Thus far we have largely discussed efforts by national governments and by regions to reduce the threats of terrorist finance or involvement by charitable entities through the enhanced use of counter-terrorism law and policy. But faced with the impact of counterterrorism law and policy on civil society, civil society groups have responded in different ways. At the national level, as mentioned in the chapters on the United States, the United Kingdom, Canada, and India, nonprofit groups and coalitions have opposed specific elements of anti-terrorism law and policy that seem directed against, or likely to have a disproportionate impact on civil society. In the United States, for example, organizations like OMBWatch,

the American Civil Liberties Union (ACLU), the Council on Foundations and others have played important roles in identifying and, where possible, seeking to ameliorate those impacts. In the United Kingdom, the National Council on Voluntary Organizations (NCVO) has tried to warn of the dangers of reducing the role of the Charity Commission in investigating and responding to links between charities and terrorism. In the United States, the United Kingdom, India, and Canada, Muslim representative and lobbying groups have sought to point out discrimination against Muslim nonprofits and charities where it appears. Beyond these largely national efforts, several other initiatives are

underway to ease restrictions on Muslim charities, reduce government interference with Muslim charities uninvolved with terrorism, increase confidence in the Muslim charitable sector, and promote governance and accountability in the sector. These are diverse efforts, some more advanced that others. Some of these projects are largely defensive in nature – defensive for the Muslim charitable sector in individual countries, or more specifically defensive for organizations closed, charged or under investigation. Most are also future oriented, seeking to re-establish a
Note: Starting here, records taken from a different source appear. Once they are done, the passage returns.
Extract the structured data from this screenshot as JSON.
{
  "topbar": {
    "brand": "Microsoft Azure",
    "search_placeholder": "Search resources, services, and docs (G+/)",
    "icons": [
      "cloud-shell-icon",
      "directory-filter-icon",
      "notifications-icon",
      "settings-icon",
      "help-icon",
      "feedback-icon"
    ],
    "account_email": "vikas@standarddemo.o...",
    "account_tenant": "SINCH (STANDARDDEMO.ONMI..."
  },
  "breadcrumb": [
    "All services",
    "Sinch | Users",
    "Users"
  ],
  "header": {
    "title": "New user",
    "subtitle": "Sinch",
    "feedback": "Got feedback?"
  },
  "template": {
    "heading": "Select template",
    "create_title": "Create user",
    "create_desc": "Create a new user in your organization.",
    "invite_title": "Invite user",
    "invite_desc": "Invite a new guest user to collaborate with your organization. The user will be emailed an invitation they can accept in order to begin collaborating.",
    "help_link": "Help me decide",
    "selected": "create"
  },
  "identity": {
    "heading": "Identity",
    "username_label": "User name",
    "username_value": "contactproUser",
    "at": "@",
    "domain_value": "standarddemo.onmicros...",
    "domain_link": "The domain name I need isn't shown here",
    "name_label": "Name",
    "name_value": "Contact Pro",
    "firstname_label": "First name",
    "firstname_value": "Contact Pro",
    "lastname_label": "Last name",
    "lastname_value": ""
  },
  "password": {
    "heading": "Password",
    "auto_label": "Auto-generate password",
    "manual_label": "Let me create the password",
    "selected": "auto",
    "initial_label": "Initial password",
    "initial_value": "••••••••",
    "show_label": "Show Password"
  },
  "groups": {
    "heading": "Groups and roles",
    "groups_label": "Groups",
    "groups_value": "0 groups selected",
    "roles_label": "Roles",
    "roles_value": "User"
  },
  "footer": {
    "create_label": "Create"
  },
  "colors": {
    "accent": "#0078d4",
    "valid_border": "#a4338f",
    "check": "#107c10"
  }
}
significant presence for Islamic charity in the Western charitable world while improving practices in the sector and, of course, reducing the possibility that these charities can be used for terrorist purposes. Some may be defensive, confidence-building, and self-regulatory all at the same time – a fascinating attempt to rebuild a sector that has been significantly damaged in a number of countries.